Sunday, August 4, 2013

Writerly Update: 8/2013

Here's a quick update to keep my loyal fans, Noguereros (if they exist, I'll call them this), happy and informed:

Short Novels

I have recently finished the third draft of a short novel, which I'll call Notorious for reference purposes. It's part memoir, part roman a clef - about the harassment I've faced at the hands of some truly sad individuals who call themselves cops. This novel will form part of my master's thesis. Unfortunately, it's a bit short and I'll need another long fiction piece to comprise the required 150p-length.

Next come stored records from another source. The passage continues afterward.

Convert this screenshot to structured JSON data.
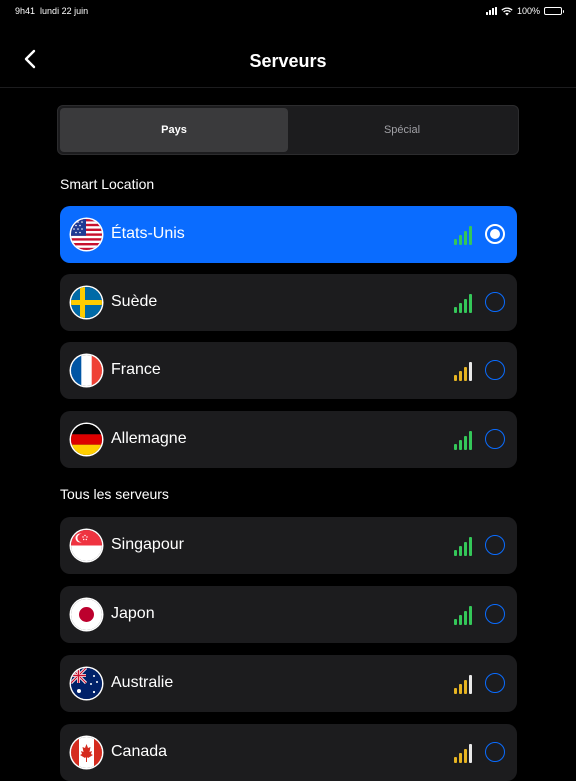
{
  "status_bar": {
    "time": "9h41",
    "date": "lundi 22 juin",
    "battery": "100%"
  },
  "header": {
    "title": "Serveurs",
    "back_icon": "chevron-left-icon"
  },
  "tabs": [
    {
      "label": "Pays",
      "active": true
    },
    {
      "label": "Spécial",
      "active": false
    }
  ],
  "sections": [
    {
      "title": "Smart Location",
      "items": [
        {
          "label": "États-Unis",
          "flag": "us-flag-icon",
          "signal_level": 4,
          "signal_color": "#34c759",
          "selected": true
        },
        {
          "label": "Suède",
          "flag": "sweden-flag-icon",
          "signal_level": 4,
          "signal_color": "#34c759",
          "selected": false
        },
        {
          "label": "France",
          "flag": "france-flag-icon",
          "signal_level": 3,
          "signal_color": "#e6b422",
          "selected": false
        },
        {
          "label": "Allemagne",
          "flag": "germany-flag-icon",
          "signal_level": 4,
          "signal_color": "#34c759",
          "selected": false
        }
      ]
    },
    {
      "title": "Tous les serveurs",
      "items": [
        {
          "label": "Singapour",
          "flag": "singapore-flag-icon",
          "signal_level": 4,
          "signal_color": "#34c759",
          "selected": false
        },
        {
          "label": "Japon",
          "flag": "japan-flag-icon",
          "signal_level": 4,
          "signal_color": "#34c759",
          "selected": false
        },
        {
          "label": "Australie",
          "flag": "australia-flag-icon",
          "signal_level": 3,
          "signal_color": "#e6b422",
          "selected": false
        },
        {
          "label": "Canada",
          "flag": "canada-flag-icon",
          "signal_level": 3,
          "signal_color": "#e6b422",
          "selected": false
        }
      ]
    }
  ],
  "colors": {
    "accent": "#0a6cff",
    "signal_good": "#34c759",
    "signal_medium": "#e6b422",
    "row_bg": "#1c1c1e"
  }
}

Therefore, I've started to plot a short novel (I really tend to write shorter works, but it's early and, who knows, it might develop into a novel). I'm calling it Solutions for now. It's about the upcoming technological singularity. Perhaps I've been reading too much Kurzweil. I've been doing a lot of research, unfortunately. (My research philosophy is: do as little of it as possible; it gets in the way of the story.) I don't want to give away too much. And it's early. I'll just say that, at some point, a nuke may go off.

Chapbook

I'm putting together a poetry chapbook, which I'm calling Remember (working title). I actually have to prepare for the upcoming semester, which will be my last. So this is a bit of a distraction. However, I have about 18 poems I want to group together. They cover life, death, forgetting, and remembering. They're honest and mean a lot to me. I care more about meaning than language.

Poems and Stories

I finished a draft of a story called "Cry" (working title), which was fun to write. It's my first work of fantasy (as opposed to SF) and comments, to say the least, on religion.

I've sent out numerous poems and a few stories throughout the summer but editors aren't picking them (so I haven't published anything this year despite putting out way more, and better quality material, than last year, in which I published two stories and poem, my firsts). I'm doing and will continue to do my best - that's all I can do.

I have some other stories either drafted or ready for the upcoming semester, in which I will be taking a fiction workshop, work on my thesis, and take a Critical Practice course on steampunk/SF. That's what I'm focusing on mostly.

Reading

I will be doing a reading in September. But it has yet to be announced and I'm unsure of the appropriate "etiquette" in this case, so I will say no more - except it will be in New York and I will read my short story "I Love You More" (unpublished), about an unlucky man who loves his mom, maybe too much. I may do a few more readings this year.